In the girls’ top 10, Lena replaces Fien (short for Jozefien, the Dutch form of Josephine). In the boys’ top 10, Seppe and Jules replace Lars and Alexander.
I would have guessed that Seppe was a diminutive of Joseph (akin to the German name Sepp). According to a Behind the Name contributor, though, Seppe is a West Frisian name that can be traced back to Sibe, a “Frisian short form of masculine names that have sigu or sigis for a first element” and a second element begins with the letter b (e.g., Sibald, Sibert).
About 32% of Belgians live in the southern region, Wallonia, where the official language is French (and, in some areas, German). Here are the top 10 baby names for Wallonia:
In the girls’ top 10, Malak and Anna replace Ines and Louise. In the boy’s top 10, Amir, Lucas and Yanis replace Ayoub, Nathan and Anas.

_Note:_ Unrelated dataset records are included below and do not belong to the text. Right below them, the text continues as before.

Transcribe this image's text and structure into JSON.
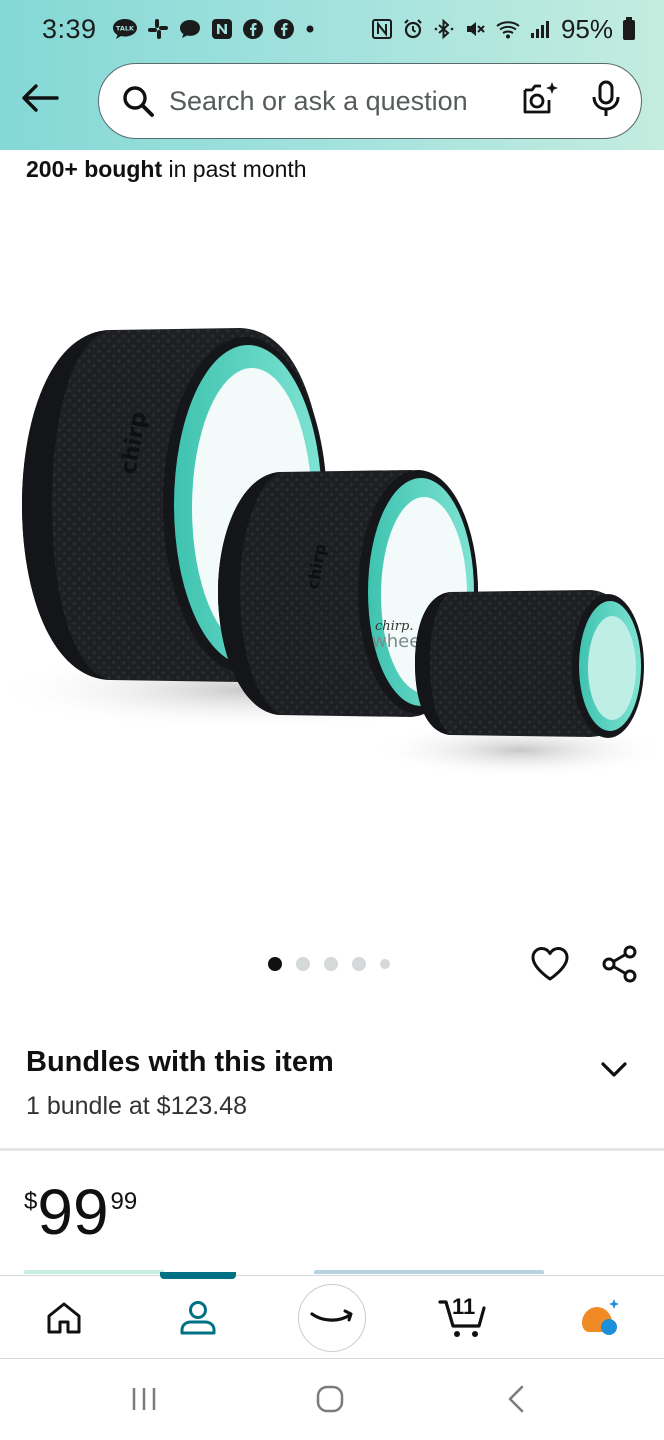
{
  "status_bar": {
    "time": "3:39",
    "battery_percent": "95%",
    "left_icons": [
      "talk-icon",
      "slack-icon",
      "chat-icon",
      "n-icon",
      "facebook-icon",
      "facebook-icon",
      "dot-icon"
    ],
    "right_icons": [
      "nfc-icon",
      "alarm-icon",
      "bluetooth-icon",
      "mute-icon",
      "wifi-icon",
      "signal-icon",
      "battery-icon"
    ]
  },
  "search": {
    "placeholder": "Search or ask a question"
  },
  "product": {
    "bought_bold": "200+ bought",
    "bought_rest": " in past month",
    "image_label_brand": "chirp.",
    "image_label_product": "wheel+",
    "carousel_dot_count": 5,
    "carousel_active_index": 0
  },
  "bundles": {
    "title": "Bundles with this item",
    "subtitle": "1 bundle at $123.48"
  },
  "price": {
    "symbol": "$",
    "whole": "99",
    "fraction": "99"
  },
  "bottom_nav": {
    "items": [
      "home",
      "account",
      "amazon",
      "cart",
      "rufus"
    ],
    "active": "account",
    "cart_count": "11"
  },
  "colors": {
    "header_start": "#84d8d6",
    "header_end": "#c4ecdf",
    "teal_accent": "#007185",
    "wheel_teal": "#5fd6c4",
    "wheel_black": "#1c1d21"
  }
}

Morocco World News notes that “heavy immigration from Morocco and other Muslim countries has left its traces, as Mohamed has been the most common male name in the Brussels Region recently.” Mohamed was the #1 boy name in Brussels from the late 1990s until 2011, in fact. And the same wave of immigration has given a big boost to many other Arabic names (Amir, Bilal, Hamza, Imran, Malak, Nour, Rayan, Yousra, etc.) within the last few decades.
Here are two recent sets of name rankings out of the United Arab Emirates.
In mid-2013, the UAE’s Ministry of Health released “year to date” baby name rankings topped by Mariam/Fatima and Mohammed:
1. Mariam (tie)
2. Fatima (tie)
Earlier this month, the Knowledge and Human Development Authority (KHDA) of Dubai — one of the 7 emirates in the UAE — released lists of popular girl names and boy names according to a survey of school registration records. I’m not sure what age range the records covered, but these lists were also topped by Maryam and Mohammed:
One Dubai student named Mohammed was quoted as saying, “It is common to see four or five students share Mohammed as their first name in a class of 25 to 30 students. We usually get called by our second name.”